### [INPUT DATA]

========

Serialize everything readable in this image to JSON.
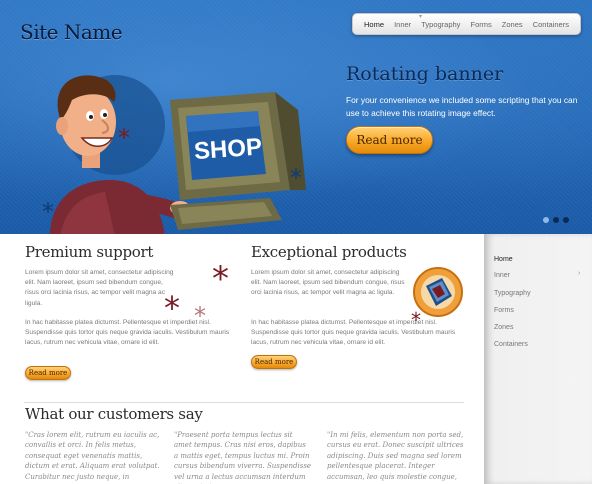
{
  "header": {
    "site_name": "Site Name",
    "nav": [
      {
        "label": "Home",
        "active": true
      },
      {
        "label": "Inner",
        "active": false
      },
      {
        "label": "Typography",
        "active": false
      },
      {
        "label": "Forms",
        "active": false
      },
      {
        "label": "Zones",
        "active": false
      },
      {
        "label": "Containers",
        "active": false
      }
    ]
  },
  "banner": {
    "title": "Rotating banner",
    "text": "For your convenience we included some scripting that you can use to achieve this rotating image effect.",
    "button_label": "Read more",
    "illustration_text": "SHOP",
    "slides_total": 3,
    "active_slide": 1
  },
  "features": [
    {
      "title": "Premium support",
      "para1": "Lorem ipsum dolor sit amet, consectetur adipiscing elit. Nam laoreet, ipsum sed bibendum congue, risus orci lacinia risus, ac tempor velit magna ac ligula.",
      "para2": "In hac habitasse platea dictumst. Pellentesque et imperdiet nisl. Suspendisse quis tortor quis neque gravida iaculis. Vestibulum mauris lacus, rutrum nec vehicula vitae, ornare id elit.",
      "button_label": "Read more"
    },
    {
      "title": "Exceptional products",
      "para1": "Lorem ipsum dolor sit amet, consectetur adipiscing elit. Nam laoreet, ipsum sed bibendum congue, risus orci lacinia risus, ac tempor velit magna ac ligula.",
      "para2": "In hac habitasse platea dictumst. Pellentesque et imperdiet nisl. Suspendisse quis tortor quis neque gravida iaculis. Vestibulum mauris lacus, rutrum nec vehicula vitae, ornare id elit.",
      "button_label": "Read more"
    }
  ],
  "customers": {
    "title": "What our customers say",
    "quotes": [
      "\"Cras lorem elit, rutrum eu iaculis ac, convallis et orci. In felis metus, consequat eget venenatis mattis, dictum et erat. Aliquam erat volutpat. Curabitur nec justo neque, in",
      "\"Praesent porta tempus lectus sit amet tempus. Cras nisi eros, dapibus a mattis eget, tempus luctus mi. Proin cursus bibendum viverra. Suspendisse vel urna a lectus accumsan interdum sit amet et",
      "\"In mi felis, elementum non porta sed, cursus eu erat. Donec suscipit ultrices adipiscing. Duis sed magna sed lorem pellentesque placerat. Integer accumsan, leo quis molestie congue,"
    ]
  },
  "sidebar": {
    "items": [
      {
        "label": "Home",
        "active": true
      },
      {
        "label": "Inner",
        "active": false,
        "has_children": true
      },
      {
        "label": "Typography",
        "active": false
      },
      {
        "label": "Forms",
        "active": false
      },
      {
        "label": "Zones",
        "active": false
      },
      {
        "label": "Containers",
        "active": false
      }
    ]
  },
  "colors": {
    "banner_blue": "#1d63b3",
    "button_orange": "#f9a825",
    "heading_dark": "#2b2b2b",
    "asterisk_red": "#7a1a22"
  }
}
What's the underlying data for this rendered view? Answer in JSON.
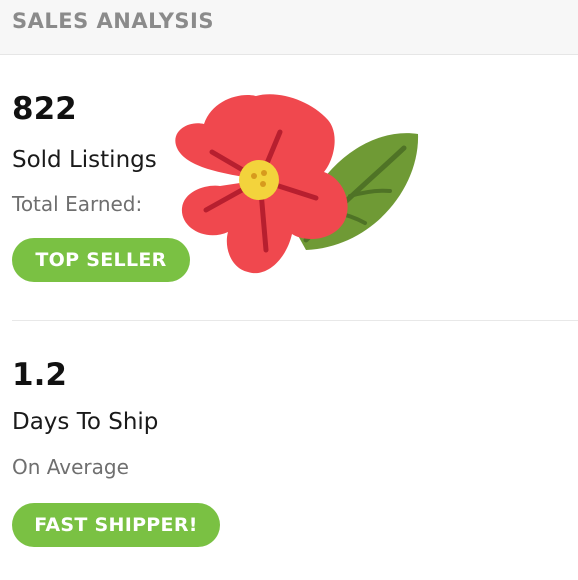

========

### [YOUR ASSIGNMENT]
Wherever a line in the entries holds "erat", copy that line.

### [COMPLETED TASK]
      "\"Cras lorem elit, rutrum eu iaculis ac, convallis et orci. In felis metus, consequat eget venenatis mattis, dictum et erat. Aliquam erat volutpat. Curabitur nec justo neque, in",
      "\"In mi felis, elementum non porta sed, cursus eu erat. Donec suscipit ultrices adipiscing. Duis sed magna sed lorem pellentesque placerat. Integer accumsan, leo quis molestie congue,"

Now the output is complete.